6 perfect holiday gifts for curious young minds
Delight the young brainiac in your life!
1. Tinkineer Marbleocity Mini Coaster ($30)
Young tinkerers will love all the ramps, loops, and gears in this eye-catching marble coaster — once they build it. The birch pieces are assembled with wood glue using instructions written in graphic-novel form. Buy it at Amazon.
2. Nancy B's Science Club MoonScope ($40)
Inspire a young astronomer with a telescope that offers 18x and 90x magnifications for clear views of the stars and the moon's surface. It comes with a journal full of stories and fun activities. Buy it at Amazon.
3. Lego Millennium Falcon #75192 ($800)
With 7,541 pieces, this coveted Lego set is the largest ever made and produces a 3-foot-long replica of Han Solo's trusty ship. An order placed today might go to a waiting list, but what's a few weeks' delay to make a childhood dream come true? Concealed blaster cannons and seven Star Wars figurines are included. Buy it at Lego.
4. Kano Pixel Kit ($80)
"Aiming to light up kids' imaginations," Kano's cute and colorful computer teaches the fundamentals of coding by letting users create their own games, art, and animations. Its LED light board's 16 million colors get kids engaged in both art and tech at the same time. Buy it at Amazon.
5. Parker: Your Augmented Reality Bear ($60)
There's a new way to play doctor these days. Using an iPhone as an X-ray monitor, kids compete to diagnose and cure the ailments of this plush teddy. Wooden accessories include a thermometer, spoon, stethoscope, and medicine bottle. Buy it at Amazon.
6. Uncle Goose Planet Blocks ($20)
Toddlers will have hours of fun building up and tearing down these lovely basswood blocks adorned on all sides with infographics about our solar system's planets. Buy it at Amazon.
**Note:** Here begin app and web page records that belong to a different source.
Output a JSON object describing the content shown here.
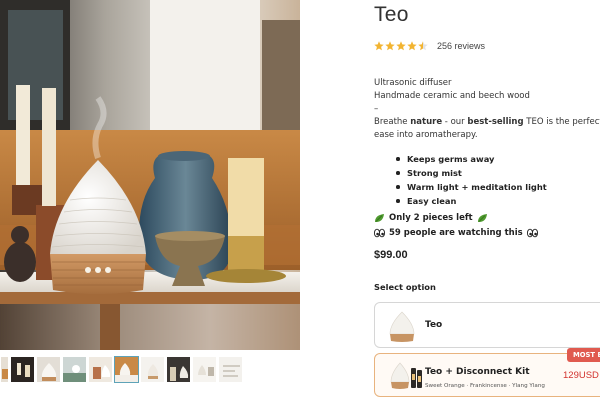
{
  "product": {
    "title": "Teo",
    "rating": 4.5,
    "reviews_label": "256 reviews",
    "desc_line1": "Ultrasonic diffuser",
    "desc_line2": "Handmade ceramic and beech wood",
    "desc_dash": "–",
    "desc_p1": "Breathe ",
    "desc_b1": "nature",
    "desc_p2": " - our ",
    "desc_b2": "best-selling",
    "desc_p3": " TEO is the perfect ch",
    "desc_p4": "ease into aromatherapy.",
    "features": [
      "Keeps germs away",
      "Strong mist",
      "Warm light + meditation light",
      "Easy clean"
    ],
    "stock_notice": "Only 2 pieces left",
    "watch_notice": "59 people are watching this",
    "price": "$99.00",
    "select_label": "Select option",
    "options": [
      {
        "name": "Teo"
      },
      {
        "name": "Teo + Disconnect Kit",
        "sub": "Sweet Orange · Frankincense · Ylang Ylang",
        "price": "129USD",
        "badge": "MOST B"
      }
    ]
  },
  "colors": {
    "star": "#f2b431",
    "badge": "#e05a4f",
    "option_price": "#d2322d",
    "selected_border": "#e8b37e"
  },
  "icons": {
    "stock": "leaf-icon",
    "watch": "eyes-icon"
  }
}
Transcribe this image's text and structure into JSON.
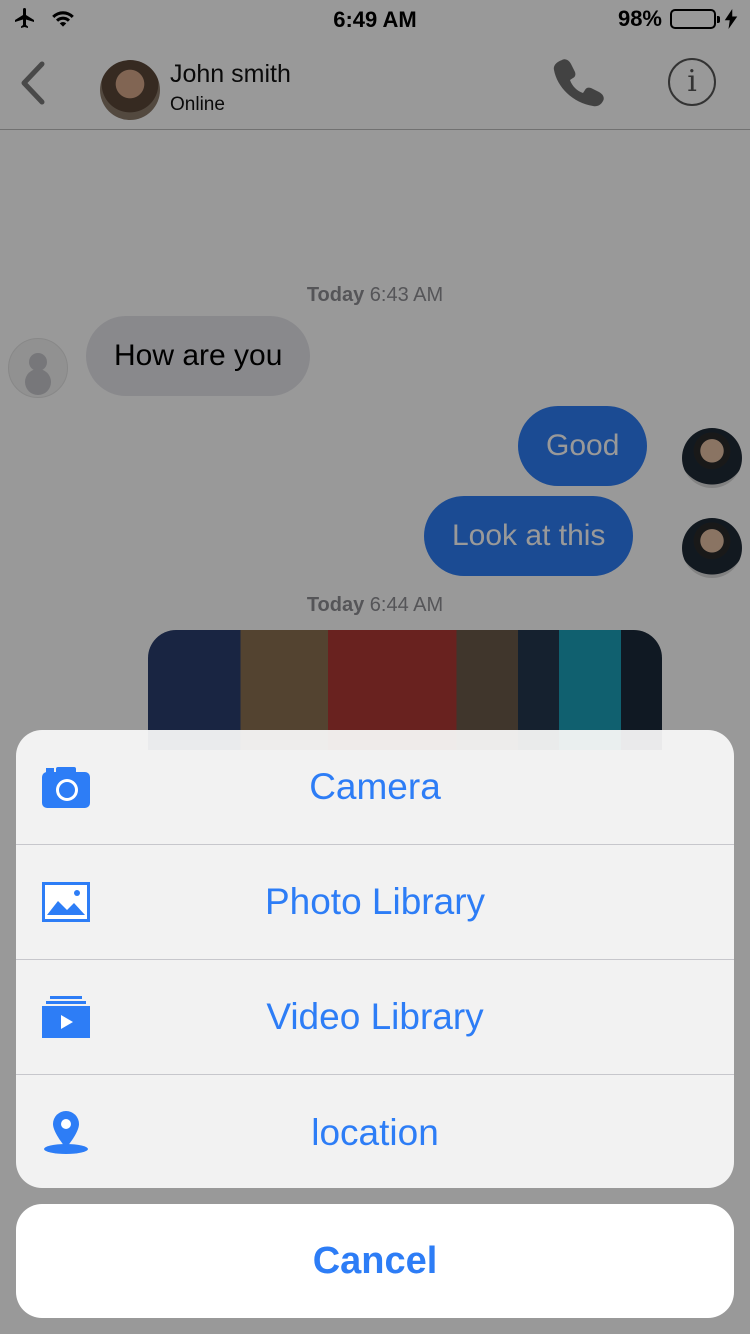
{
  "status_bar": {
    "time": "6:49 AM",
    "battery": "98%",
    "battery_level": 0.98
  },
  "header": {
    "contact_name": "John  smith",
    "contact_status": "Online",
    "icons": [
      "back-chevron-icon",
      "phone-icon",
      "info-icon"
    ]
  },
  "chat": {
    "timestamps": [
      {
        "day": "Today",
        "time": "6:43 AM"
      },
      {
        "day": "Today",
        "time": "6:44 AM"
      }
    ],
    "messages": [
      {
        "direction": "incoming",
        "text": "How are you"
      },
      {
        "direction": "outgoing",
        "text": "Good"
      },
      {
        "direction": "outgoing",
        "text": "Look at this"
      }
    ]
  },
  "action_sheet": {
    "items": [
      {
        "label": "Camera",
        "icon": "camera-icon"
      },
      {
        "label": "Photo Library",
        "icon": "photo-library-icon"
      },
      {
        "label": "Video Library",
        "icon": "video-library-icon"
      },
      {
        "label": "location",
        "icon": "location-pin-icon"
      }
    ],
    "cancel_label": "Cancel"
  },
  "colors": {
    "accent": "#2d7df6",
    "incoming_bubble": "#e5e5ea",
    "battery_green": "#4cd964"
  }
}
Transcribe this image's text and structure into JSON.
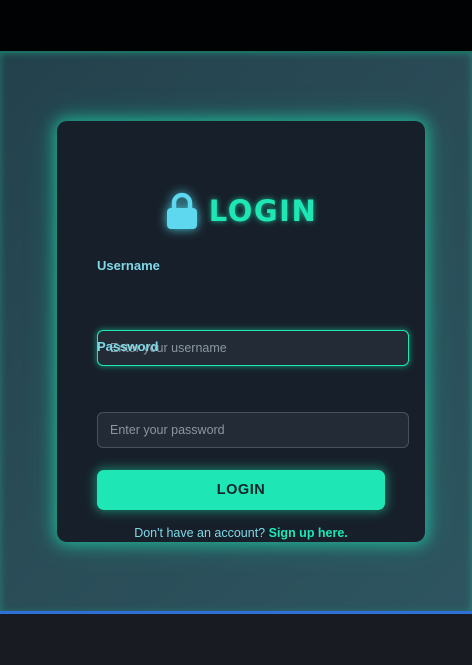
{
  "login": {
    "title": "LOGIN",
    "title_icon": "lock-icon",
    "username": {
      "label": "Username",
      "placeholder": "Enter your username",
      "value": ""
    },
    "password": {
      "label": "Password",
      "placeholder": "Enter your password",
      "value": ""
    },
    "submit_label": "LOGIN",
    "signup_prompt": "Don't have an account? ",
    "signup_link": "Sign up here."
  },
  "colors": {
    "accent": "#1ee6b4",
    "label": "#7fd8e6",
    "card_background": "#17202a",
    "page_background": "#2a4c57",
    "bottom_line": "#2f6fd8"
  }
}
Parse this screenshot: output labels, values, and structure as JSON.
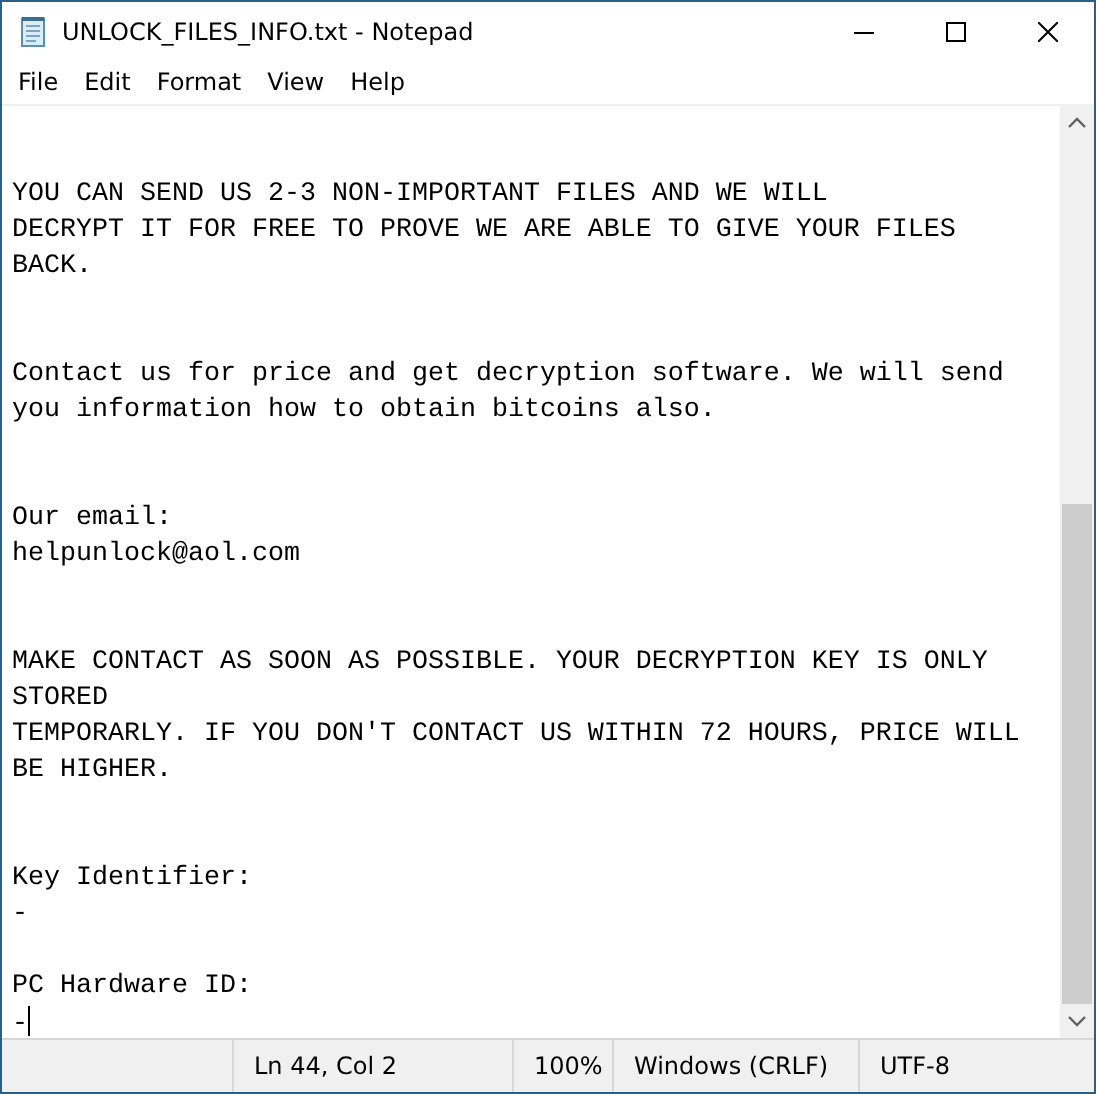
{
  "window": {
    "title": "UNLOCK_FILES_INFO.txt - Notepad"
  },
  "menu": [
    "File",
    "Edit",
    "Format",
    "View",
    "Help"
  ],
  "editor": {
    "content": "\n\nYOU CAN SEND US 2-3 NON-IMPORTANT FILES AND WE WILL\nDECRYPT IT FOR FREE TO PROVE WE ARE ABLE TO GIVE YOUR FILES\nBACK.\n\n\nContact us for price and get decryption software. We will send\nyou information how to obtain bitcoins also.\n\n\nOur email:\nhelpunlock@aol.com\n\n\nMAKE CONTACT AS SOON AS POSSIBLE. YOUR DECRYPTION KEY IS ONLY\nSTORED\nTEMPORARLY. IF YOU DON'T CONTACT US WITHIN 72 HOURS, PRICE WILL\nBE HIGHER.\n\n\nKey Identifier:\n-\n\nPC Hardware ID:\n-"
  },
  "status_bar": {
    "position": "Ln 44, Col 2",
    "zoom": "100%",
    "line_endings": "Windows (CRLF)",
    "encoding": "UTF-8"
  }
}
Editor's note: Every week The Week's editors survey product reviews and articles in websites, newspapers, and magazines, to find cool and useful new items we think you'll like. We're now making it easier to purchase these selections through affiliate partnerships with certain retailers. The Week may get a share of the revenue from these purchases.